Some experts recommend flat, flexible shoes for people with knee osteoarthritis, whereas others say stable, supportive shoes are better. Now a randomized trial has found that the latter — a stiff and stable shoe with good cushioning — is better than a supple and bendable one.
Osteoarthritis is the most common joint disorder in the United States. According to one recent estimate, 14 million Americans suffer from the pain and stiffness of knee arthritis.
Australian researchers randomly assigned 164 men and women, average age 65, to wear either a flexible or stiff shoe for at least six hours a day for six months. Footwear in the flat shoe category included the Merrell Bare Access, the Vivobarefoot Primus Lite, the Vivobarefoot Mata Canvas, the Lacoste Marice and the Converse Dainty Low. In the stable supportive group, shoes included the ASICS Kayano, the Merrell Jungle Moc, the Rockport Edge Hill, the Nike Air Max 90 Ultra and the New Balance 624.
Before and after the study, the researchers administered questionnaires and scales measuring pain, function and comfort. The report is in Annals of Internal Medicine.

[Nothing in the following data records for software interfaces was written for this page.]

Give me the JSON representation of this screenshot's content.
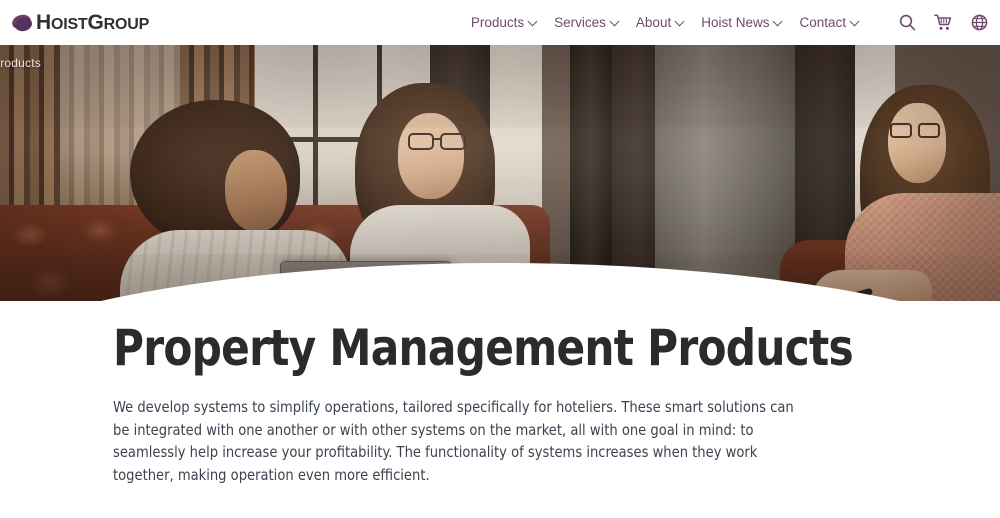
{
  "brand": {
    "logo_mark": "hoist-ellipse-mark",
    "name_part1": "H",
    "name_part2": "OIST",
    "name_part3": "G",
    "name_part4": "ROUP",
    "full_name": "HoistGroup",
    "mark_color": "#53325b",
    "text_color": "#2f3034"
  },
  "nav": {
    "accent_color": "#6e4c6b",
    "items": [
      {
        "label": "Products",
        "has_dropdown": true
      },
      {
        "label": "Services",
        "has_dropdown": true
      },
      {
        "label": "About",
        "has_dropdown": true
      },
      {
        "label": "Hoist News",
        "has_dropdown": true
      },
      {
        "label": "Contact",
        "has_dropdown": true
      }
    ],
    "icons": [
      {
        "name": "search-icon",
        "title": "Search"
      },
      {
        "name": "cart-icon",
        "title": "Cart"
      },
      {
        "name": "globe-icon",
        "title": "Language"
      }
    ]
  },
  "hero": {
    "breadcrumb": "Products",
    "alt": "Three women in conversation on a brown leather chesterfield sofa with a laptop"
  },
  "main": {
    "title": "Property Management Products",
    "intro": "We develop systems to simplify operations, tailored specifically for hoteliers. These smart solutions can be integrated with one another or with other systems on the market, all with one goal in mind: to seamlessly help increase your profitability. The functionality of systems increases when they work together, making operation even more efficient.",
    "title_color": "#2b2b2b",
    "intro_color": "#3c4450"
  }
}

The researchers found that 58 percent of those wearing stable shoes achieved a clinically significant reduction in pain, compared with 40 percent wearing the flexible shoes. On assessments of function, 11 percent more stable shoe wearers reported improvements. Those who wore stable shoes were also less likely to report other problems: 15 percent of the stable shoe wearers reported such issues as knee swelling, ankle or foot pain, or pain in other parts of the body caused by the shoes, compared to 32 percent of those wearing flexible shoes.
The senior author, Rana S. Hinman, a professor of physiotherapy at the University of Melbourne, said that while a supportive shoe is helpful, it is not a substitute for other effective strategies like weight control and exercise.
Still, she said, “based on our clinical trial, people with knee osteoarthritis should choose to wear stable, supportive shoes with thicker cushioned soles, rather than flat shoes with thin, flexible soles that have no cushioning.”